All lines in the data below carrying the string "title" are to be located and copied.

┌────────

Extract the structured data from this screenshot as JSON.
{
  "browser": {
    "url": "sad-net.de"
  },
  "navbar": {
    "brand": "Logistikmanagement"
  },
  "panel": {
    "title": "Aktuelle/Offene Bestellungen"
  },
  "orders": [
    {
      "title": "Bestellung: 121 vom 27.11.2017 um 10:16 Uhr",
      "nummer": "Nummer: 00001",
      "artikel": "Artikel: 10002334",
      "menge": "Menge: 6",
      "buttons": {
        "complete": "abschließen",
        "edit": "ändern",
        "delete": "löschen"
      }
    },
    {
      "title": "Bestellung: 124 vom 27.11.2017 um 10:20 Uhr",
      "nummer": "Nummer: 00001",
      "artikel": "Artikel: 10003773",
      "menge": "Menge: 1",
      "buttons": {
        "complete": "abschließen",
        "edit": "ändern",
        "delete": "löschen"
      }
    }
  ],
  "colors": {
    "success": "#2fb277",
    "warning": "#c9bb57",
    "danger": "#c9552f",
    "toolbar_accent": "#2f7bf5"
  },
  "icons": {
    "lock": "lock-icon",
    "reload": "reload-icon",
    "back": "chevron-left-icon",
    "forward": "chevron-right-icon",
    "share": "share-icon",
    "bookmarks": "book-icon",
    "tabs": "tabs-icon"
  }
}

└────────

Result of this exercise:
    "title": "Aktuelle/Offene Bestellungen"
      "title": "Bestellung: 121 vom 27.11.2017 um 10:16 Uhr",
      "title": "Bestellung: 124 vom 27.11.2017 um 10:20 Uhr",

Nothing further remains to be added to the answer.